Some months ago, I finally, finally received a modest payment for a couple of articles I’d written for a well-known outlet. It took me almost a year from submitting the first piece to get paid, and the whole process involved endless emails, chasing different people, lots of silence and false dawns — a great deal of frustration and wasted time.

The ironic thing is that the venue in question prides itself on being a resource for writers! Many a time I would stew on the situation, planning sarcastic emails in which I deplored the publisher’s hypocrisy, bemoaned the complacency and the inaction of the editors involved, threatened to demand that my articles be taken down, and imagined myself broadcasting the whole sorry saga all over social media. …

It’s fun for writers and good for your profile too — here are a few pointers

Image for post
Image for post
Photo by Chris Chow on Unsplash

Writers love competitions. There’s the creative stimulus of an interesting prompt, the promise of kudos and validation, and of course publication and prizes.

Running your own competition is fun too. It can help you grow your network and author brand, boost book sales, and also lead to other offers of work such as reviewing or webinars. Best of all, anyone can start one, and it’s pretty easy to do. Here are a few pointers…


At the outset, be clear about why you are launching your comp. Comps are great for building your profile, supporting other writers and networking. …

Top tips for standing out from the crowd when contacting content agencies

Image for post
Image for post
Photo by Justice Amoh on Unsplash

As the co-founder of one of the UK’s oldest content agencies, I have over the years received hundreds of emails from freelance writers looking for content work.

I always look hard at the covering note people send with their CV — or their LinkedIn summary — because it says a great deal about whether they’re likely to be able to write to sell.

Those few paras are your opportunity to sell yourself, explaining why we should give you work, what you have to offer that we need, and how you stand out from the crowd. …

Crafting content for businesses and marketing agencies can be a decent earner — so long as you get the lingo right

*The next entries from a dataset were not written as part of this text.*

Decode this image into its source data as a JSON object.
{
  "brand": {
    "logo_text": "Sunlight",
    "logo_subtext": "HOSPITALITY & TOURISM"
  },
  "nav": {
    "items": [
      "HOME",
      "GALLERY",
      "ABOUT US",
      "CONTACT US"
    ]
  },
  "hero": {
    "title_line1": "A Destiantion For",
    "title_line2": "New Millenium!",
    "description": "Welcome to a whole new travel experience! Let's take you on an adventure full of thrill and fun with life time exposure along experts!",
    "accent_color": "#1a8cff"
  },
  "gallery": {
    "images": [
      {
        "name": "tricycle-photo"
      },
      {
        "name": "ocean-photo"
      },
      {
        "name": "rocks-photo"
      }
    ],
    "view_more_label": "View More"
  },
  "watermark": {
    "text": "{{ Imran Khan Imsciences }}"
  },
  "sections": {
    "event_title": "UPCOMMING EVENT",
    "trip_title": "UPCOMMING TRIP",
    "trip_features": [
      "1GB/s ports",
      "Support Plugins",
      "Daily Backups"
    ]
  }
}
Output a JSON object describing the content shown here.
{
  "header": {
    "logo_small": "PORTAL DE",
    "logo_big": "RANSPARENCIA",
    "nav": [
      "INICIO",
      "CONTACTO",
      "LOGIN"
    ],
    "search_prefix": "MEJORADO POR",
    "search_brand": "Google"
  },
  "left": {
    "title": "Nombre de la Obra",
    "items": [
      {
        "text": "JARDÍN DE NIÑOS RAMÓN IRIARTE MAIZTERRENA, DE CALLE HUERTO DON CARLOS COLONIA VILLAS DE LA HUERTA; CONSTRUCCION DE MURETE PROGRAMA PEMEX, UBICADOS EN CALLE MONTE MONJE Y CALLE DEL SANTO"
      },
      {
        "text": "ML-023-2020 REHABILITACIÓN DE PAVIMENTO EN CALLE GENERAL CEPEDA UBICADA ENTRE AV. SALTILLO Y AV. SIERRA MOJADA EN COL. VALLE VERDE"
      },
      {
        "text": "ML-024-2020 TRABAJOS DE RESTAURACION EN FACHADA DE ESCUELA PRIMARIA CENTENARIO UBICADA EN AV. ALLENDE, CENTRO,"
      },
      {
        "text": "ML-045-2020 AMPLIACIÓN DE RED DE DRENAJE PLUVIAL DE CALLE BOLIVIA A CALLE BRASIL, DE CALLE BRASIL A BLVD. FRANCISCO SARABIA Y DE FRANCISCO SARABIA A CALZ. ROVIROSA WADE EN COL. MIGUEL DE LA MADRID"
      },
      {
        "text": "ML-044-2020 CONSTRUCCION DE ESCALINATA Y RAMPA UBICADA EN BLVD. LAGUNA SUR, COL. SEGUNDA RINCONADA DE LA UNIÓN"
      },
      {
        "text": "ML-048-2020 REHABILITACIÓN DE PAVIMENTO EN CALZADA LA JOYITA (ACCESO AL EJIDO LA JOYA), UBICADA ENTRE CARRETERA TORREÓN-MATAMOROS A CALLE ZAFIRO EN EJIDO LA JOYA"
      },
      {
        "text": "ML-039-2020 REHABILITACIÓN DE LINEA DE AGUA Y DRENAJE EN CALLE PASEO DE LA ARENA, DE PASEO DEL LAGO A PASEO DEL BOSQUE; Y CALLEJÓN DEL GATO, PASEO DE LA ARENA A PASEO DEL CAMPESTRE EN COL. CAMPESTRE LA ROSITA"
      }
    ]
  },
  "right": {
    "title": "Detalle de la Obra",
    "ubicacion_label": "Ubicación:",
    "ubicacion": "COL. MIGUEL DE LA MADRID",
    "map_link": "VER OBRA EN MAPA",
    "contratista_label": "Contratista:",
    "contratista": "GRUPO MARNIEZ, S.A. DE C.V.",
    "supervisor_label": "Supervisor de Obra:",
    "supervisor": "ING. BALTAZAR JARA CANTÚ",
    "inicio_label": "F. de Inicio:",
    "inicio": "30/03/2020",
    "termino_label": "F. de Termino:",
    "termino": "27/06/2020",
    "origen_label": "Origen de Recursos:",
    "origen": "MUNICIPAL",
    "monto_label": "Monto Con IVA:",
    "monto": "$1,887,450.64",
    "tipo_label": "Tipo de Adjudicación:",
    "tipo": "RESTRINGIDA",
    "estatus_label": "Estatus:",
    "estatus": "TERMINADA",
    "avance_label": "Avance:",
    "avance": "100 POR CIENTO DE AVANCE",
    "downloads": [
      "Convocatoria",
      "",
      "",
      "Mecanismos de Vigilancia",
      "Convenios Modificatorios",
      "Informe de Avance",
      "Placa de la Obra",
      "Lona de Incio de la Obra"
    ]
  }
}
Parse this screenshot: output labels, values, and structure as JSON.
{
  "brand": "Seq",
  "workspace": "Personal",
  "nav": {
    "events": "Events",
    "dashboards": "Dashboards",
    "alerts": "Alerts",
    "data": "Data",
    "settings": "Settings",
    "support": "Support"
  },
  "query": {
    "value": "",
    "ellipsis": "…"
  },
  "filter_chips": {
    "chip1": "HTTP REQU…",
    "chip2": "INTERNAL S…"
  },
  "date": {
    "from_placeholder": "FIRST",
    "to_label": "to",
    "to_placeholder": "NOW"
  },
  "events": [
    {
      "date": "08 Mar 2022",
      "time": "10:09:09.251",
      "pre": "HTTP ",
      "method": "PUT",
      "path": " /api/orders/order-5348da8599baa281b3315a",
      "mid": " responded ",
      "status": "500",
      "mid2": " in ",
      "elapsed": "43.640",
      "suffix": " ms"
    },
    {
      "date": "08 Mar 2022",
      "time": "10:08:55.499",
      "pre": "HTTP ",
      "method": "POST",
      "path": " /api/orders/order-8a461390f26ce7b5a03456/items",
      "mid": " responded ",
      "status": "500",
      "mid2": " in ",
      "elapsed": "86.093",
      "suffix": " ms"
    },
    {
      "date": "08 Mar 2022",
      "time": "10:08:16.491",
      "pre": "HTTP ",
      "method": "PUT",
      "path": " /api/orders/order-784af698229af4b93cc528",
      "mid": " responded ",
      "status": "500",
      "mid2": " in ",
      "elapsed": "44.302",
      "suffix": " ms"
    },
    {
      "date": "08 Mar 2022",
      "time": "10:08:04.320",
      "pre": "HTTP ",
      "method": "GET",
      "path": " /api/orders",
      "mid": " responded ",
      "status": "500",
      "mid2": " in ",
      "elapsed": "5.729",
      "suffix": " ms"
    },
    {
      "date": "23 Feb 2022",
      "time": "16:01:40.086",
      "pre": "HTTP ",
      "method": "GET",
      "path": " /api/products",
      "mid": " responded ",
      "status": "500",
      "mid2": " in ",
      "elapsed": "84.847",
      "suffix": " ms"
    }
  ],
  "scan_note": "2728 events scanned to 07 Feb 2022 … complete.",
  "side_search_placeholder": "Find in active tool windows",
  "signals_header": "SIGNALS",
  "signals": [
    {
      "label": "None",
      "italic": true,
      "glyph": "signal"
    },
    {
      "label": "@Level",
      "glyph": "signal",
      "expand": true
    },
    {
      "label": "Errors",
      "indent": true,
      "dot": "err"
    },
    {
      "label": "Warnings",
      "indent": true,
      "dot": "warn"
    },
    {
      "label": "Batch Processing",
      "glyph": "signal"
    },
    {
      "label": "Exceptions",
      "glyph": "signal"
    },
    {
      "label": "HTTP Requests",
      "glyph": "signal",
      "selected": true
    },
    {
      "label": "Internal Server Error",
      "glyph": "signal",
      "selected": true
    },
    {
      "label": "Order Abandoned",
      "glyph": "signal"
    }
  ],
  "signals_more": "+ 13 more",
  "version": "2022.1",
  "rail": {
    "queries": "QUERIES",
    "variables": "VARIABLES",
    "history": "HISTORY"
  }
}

Image for post
Image for post
Photo by Dmitry Ratushny on Unsplash

So, you’ve got your first content commission — a series of blog posts perhaps, or a request for some new web copy. What usually comes next is a briefing form.

The brief may be a detailed document of several pages, or it may be a couple of pages in an email. It may have been written just for you, or — more likely — for lots of other people working on the project as well, from marketers to web developers.
Your first job is to go through the brief, understand what’s required, and come back with any questions. …


dan brotzel

Funny-sad author | Hotel du Jack, @SandstonePress; Kitten on a Fatberg, @unbounders | Pushcart, Slackjaw, Pithead Chapel, X-Ray, Tiny Molecules, Ellipsis, Spelk

Get the Medium app

A button that says 'Download on the App Store', and if clicked it will lead you to the iOS App store
A button that says 'Get it on, Google Play', and if clicked it will lead you to the Google Play store